>>>>

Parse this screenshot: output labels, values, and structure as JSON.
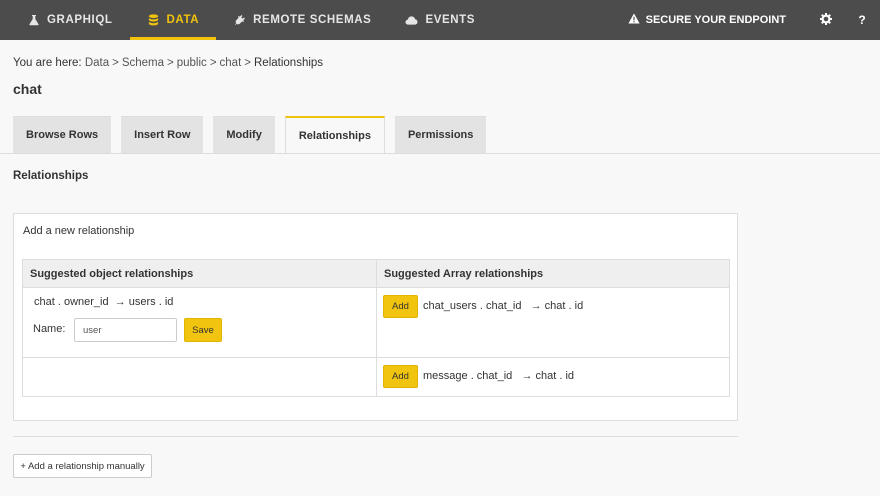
{
  "nav": {
    "items": [
      {
        "label": "GRAPHIQL",
        "icon": "flask-icon"
      },
      {
        "label": "DATA",
        "icon": "database-icon"
      },
      {
        "label": "REMOTE SCHEMAS",
        "icon": "plug-icon"
      },
      {
        "label": "EVENTS",
        "icon": "cloud-icon"
      }
    ],
    "secure_label": "SECURE YOUR ENDPOINT",
    "help_label": "?",
    "accent_color": "#f1c30b"
  },
  "breadcrumb": {
    "prefix": "You are here: ",
    "items": [
      "Data",
      "Schema",
      "public",
      "chat",
      "Relationships"
    ],
    "separator": ">"
  },
  "page_title": "chat",
  "tabs": [
    "Browse Rows",
    "Insert Row",
    "Modify",
    "Relationships",
    "Permissions"
  ],
  "section_title": "Relationships",
  "add_box": {
    "title": "Add a new relationship",
    "object_header": "Suggested object relationships",
    "array_header": "Suggested Array relationships",
    "object_rel": {
      "text": "chat . owner_id  → users . id",
      "name_label": "Name:",
      "name_value": "user",
      "save_label": "Save"
    },
    "array_rels": [
      {
        "add_label": "Add",
        "text": "chat_users . chat_id   → chat . id"
      },
      {
        "add_label": "Add",
        "text": "message . chat_id   → chat . id"
      }
    ]
  },
  "manual_button": "+ Add a relationship manually"
}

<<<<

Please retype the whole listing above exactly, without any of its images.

EXERCISE RESPONSE
Parse this screenshot: output labels, values, and structure as JSON.
{
  "nav": {
    "items": [
      {
        "label": "GRAPHIQL",
        "icon": "flask-icon"
      },
      {
        "label": "DATA",
        "icon": "database-icon"
      },
      {
        "label": "REMOTE SCHEMAS",
        "icon": "plug-icon"
      },
      {
        "label": "EVENTS",
        "icon": "cloud-icon"
      }
    ],
    "secure_label": "SECURE YOUR ENDPOINT",
    "help_label": "?",
    "accent_color": "#f1c30b"
  },
  "breadcrumb": {
    "prefix": "You are here: ",
    "items": [
      "Data",
      "Schema",
      "public",
      "chat",
      "Relationships"
    ],
    "separator": ">"
  },
  "page_title": "chat",
  "tabs": [
    "Browse Rows",
    "Insert Row",
    "Modify",
    "Relationships",
    "Permissions"
  ],
  "section_title": "Relationships",
  "add_box": {
    "title": "Add a new relationship",
    "object_header": "Suggested object relationships",
    "array_header": "Suggested Array relationships",
    "object_rel": {
      "text": "chat . owner_id  → users . id",
      "name_label": "Name:",
      "name_value": "user",
      "save_label": "Save"
    },
    "array_rels": [
      {
        "add_label": "Add",
        "text": "chat_users . chat_id   → chat . id"
      },
      {
        "add_label": "Add",
        "text": "message . chat_id   → chat . id"
      }
    ]
  },
  "manual_button": "+ Add a relationship manually"
}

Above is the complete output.